**ACTIVITY:**
Each record that follows is to be reproduced character for character, pictures excepted.

[[ DATA SECTION open ]]

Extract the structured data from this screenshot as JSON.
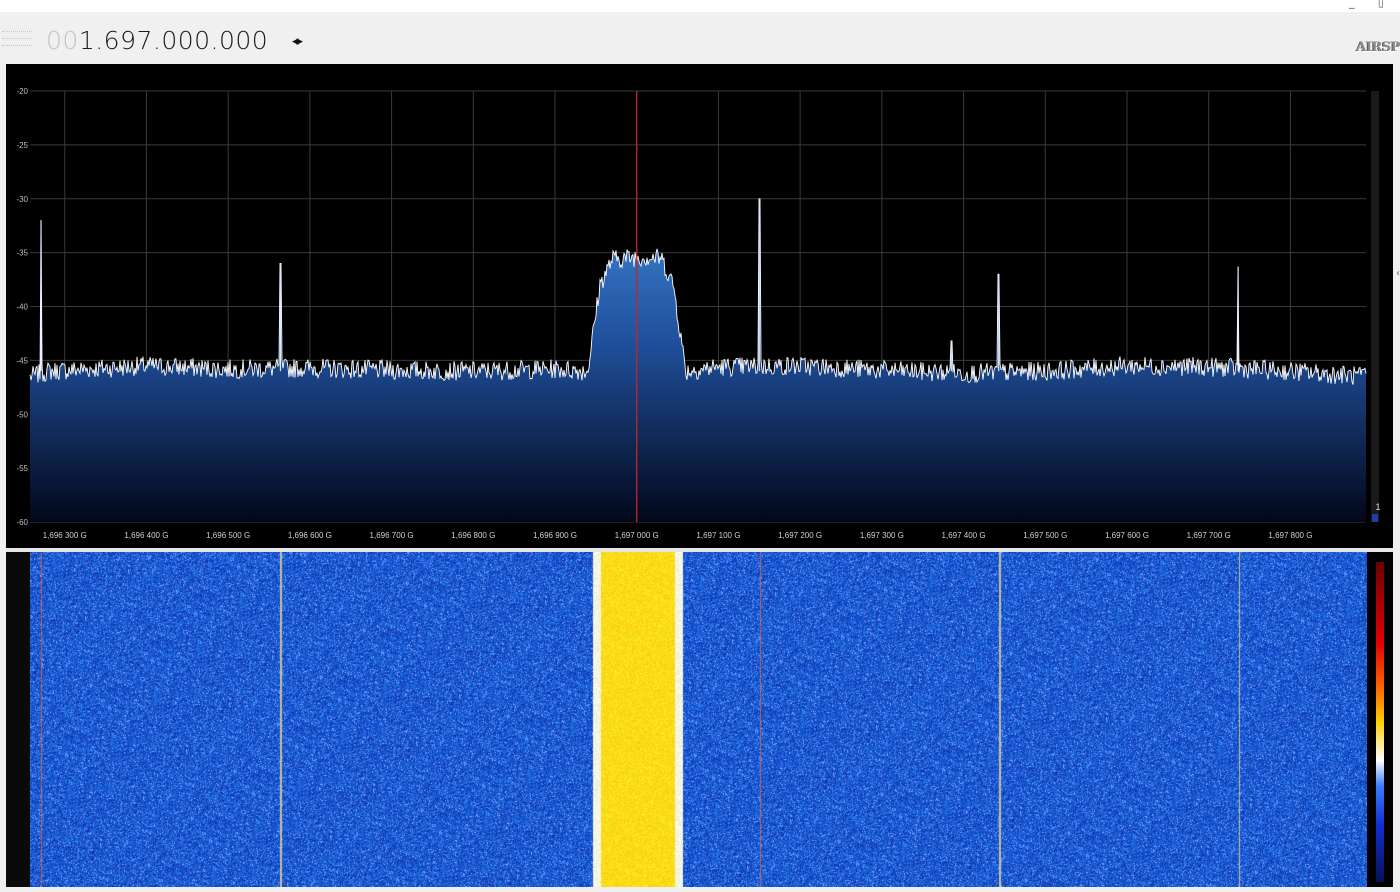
{
  "window": {
    "controls_label": "_ ▯"
  },
  "toolbar": {
    "frequency_leading_zeros": "00",
    "frequency_value": "1.697.000.000",
    "tune_arrows_icon": "◂▸",
    "logo_text": "AIRSP"
  },
  "spectrum": {
    "background_color": "#000000",
    "grid_color": "#3a3a3a",
    "center_marker_color": "#c0262a",
    "trace_color": "#ffffff",
    "fill_top_color": "#3f86d6",
    "fill_bottom_color": "#03071a",
    "level_marker_label": "1"
  },
  "chart_data": {
    "type": "area",
    "xlabel": "",
    "ylabel": "",
    "xlim": [
      1696.2575,
      1697.8925
    ],
    "ylim": [
      -60,
      -20
    ],
    "grid": true,
    "yticks": [
      -20,
      -25,
      -30,
      -35,
      -40,
      -45,
      -50,
      -55,
      -60
    ],
    "ytick_labels": [
      "-20",
      "-25",
      "-30",
      "-35",
      "-40",
      "-45",
      "-50",
      "-55",
      "-60"
    ],
    "xticks": [
      1696.3,
      1696.4,
      1696.5,
      1696.6,
      1696.7,
      1696.8,
      1696.9,
      1697.0,
      1697.1,
      1697.2,
      1697.3,
      1697.4,
      1697.5,
      1697.6,
      1697.7,
      1697.8
    ],
    "xtick_labels": [
      "1,696 300 G",
      "1,696 400 G",
      "1,696 500 G",
      "1,696 600 G",
      "1,696 700 G",
      "1,696 800 G",
      "1,696 900 G",
      "1,697 000 G",
      "1,697 100 G",
      "1,697 200 G",
      "1,697 300 G",
      "1,697 400 G",
      "1,697 500 G",
      "1,697 600 G",
      "1,697 700 G",
      "1,697 800 G"
    ],
    "center_frequency": 1697.0,
    "noise_floor_db": -46,
    "series": [
      {
        "values_x": [
          1696.2575,
          1696.28,
          1696.4,
          1696.5,
          1696.6,
          1696.7,
          1696.8,
          1696.9,
          1696.94,
          1696.955,
          1696.97,
          1697.0,
          1697.03,
          1697.045,
          1697.06,
          1697.1,
          1697.2,
          1697.3,
          1697.4,
          1697.5,
          1697.6,
          1697.7,
          1697.8,
          1697.8925
        ],
        "values_y": [
          -46.5,
          -46,
          -45.5,
          -45.8,
          -45.7,
          -45.9,
          -46,
          -45.8,
          -46,
          -38,
          -35.6,
          -35.4,
          -35.5,
          -38,
          -46,
          -45.6,
          -45.5,
          -45.9,
          -46.2,
          -46,
          -45.5,
          -45.6,
          -46,
          -46.5
        ]
      }
    ],
    "spurs": [
      {
        "x": 1696.271,
        "y": -32
      },
      {
        "x": 1696.564,
        "y": -36
      },
      {
        "x": 1697.15,
        "y": -30
      },
      {
        "x": 1697.443,
        "y": -37
      },
      {
        "x": 1697.736,
        "y": -36.3
      },
      {
        "x": 1697.385,
        "y": -43.2
      }
    ]
  },
  "waterfall": {
    "band_center": 1697.0,
    "band_width_mhz": 0.1,
    "band_color": "#ffd400",
    "noise_color": "#1d3fc0",
    "spur_lines": [
      1696.271,
      1696.564,
      1697.15,
      1697.443,
      1697.736
    ]
  }
}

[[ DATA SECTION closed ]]

**RESULT BELOW:**
Extract the structured data from this screenshot as JSON.
{
  "window": {
    "controls_label": "_ ▯"
  },
  "toolbar": {
    "frequency_leading_zeros": "00",
    "frequency_value": "1.697.000.000",
    "tune_arrows_icon": "◂▸",
    "logo_text": "AIRSP"
  },
  "spectrum": {
    "background_color": "#000000",
    "grid_color": "#3a3a3a",
    "center_marker_color": "#c0262a",
    "trace_color": "#ffffff",
    "fill_top_color": "#3f86d6",
    "fill_bottom_color": "#03071a",
    "level_marker_label": "1"
  },
  "chart_data": {
    "type": "area",
    "xlabel": "",
    "ylabel": "",
    "xlim": [
      1696.2575,
      1697.8925
    ],
    "ylim": [
      -60,
      -20
    ],
    "grid": true,
    "yticks": [
      -20,
      -25,
      -30,
      -35,
      -40,
      -45,
      -50,
      -55,
      -60
    ],
    "ytick_labels": [
      "-20",
      "-25",
      "-30",
      "-35",
      "-40",
      "-45",
      "-50",
      "-55",
      "-60"
    ],
    "xticks": [
      1696.3,
      1696.4,
      1696.5,
      1696.6,
      1696.7,
      1696.8,
      1696.9,
      1697.0,
      1697.1,
      1697.2,
      1697.3,
      1697.4,
      1697.5,
      1697.6,
      1697.7,
      1697.8
    ],
    "xtick_labels": [
      "1,696 300 G",
      "1,696 400 G",
      "1,696 500 G",
      "1,696 600 G",
      "1,696 700 G",
      "1,696 800 G",
      "1,696 900 G",
      "1,697 000 G",
      "1,697 100 G",
      "1,697 200 G",
      "1,697 300 G",
      "1,697 400 G",
      "1,697 500 G",
      "1,697 600 G",
      "1,697 700 G",
      "1,697 800 G"
    ],
    "center_frequency": 1697.0,
    "noise_floor_db": -46,
    "series": [
      {
        "values_x": [
          1696.2575,
          1696.28,
          1696.4,
          1696.5,
          1696.6,
          1696.7,
          1696.8,
          1696.9,
          1696.94,
          1696.955,
          1696.97,
          1697.0,
          1697.03,
          1697.045,
          1697.06,
          1697.1,
          1697.2,
          1697.3,
          1697.4,
          1697.5,
          1697.6,
          1697.7,
          1697.8,
          1697.8925
        ],
        "values_y": [
          -46.5,
          -46,
          -45.5,
          -45.8,
          -45.7,
          -45.9,
          -46,
          -45.8,
          -46,
          -38,
          -35.6,
          -35.4,
          -35.5,
          -38,
          -46,
          -45.6,
          -45.5,
          -45.9,
          -46.2,
          -46,
          -45.5,
          -45.6,
          -46,
          -46.5
        ]
      }
    ],
    "spurs": [
      {
        "x": 1696.271,
        "y": -32
      },
      {
        "x": 1696.564,
        "y": -36
      },
      {
        "x": 1697.15,
        "y": -30
      },
      {
        "x": 1697.443,
        "y": -37
      },
      {
        "x": 1697.736,
        "y": -36.3
      },
      {
        "x": 1697.385,
        "y": -43.2
      }
    ]
  },
  "waterfall": {
    "band_center": 1697.0,
    "band_width_mhz": 0.1,
    "band_color": "#ffd400",
    "noise_color": "#1d3fc0",
    "spur_lines": [
      1696.271,
      1696.564,
      1697.15,
      1697.443,
      1697.736
    ]
  }
}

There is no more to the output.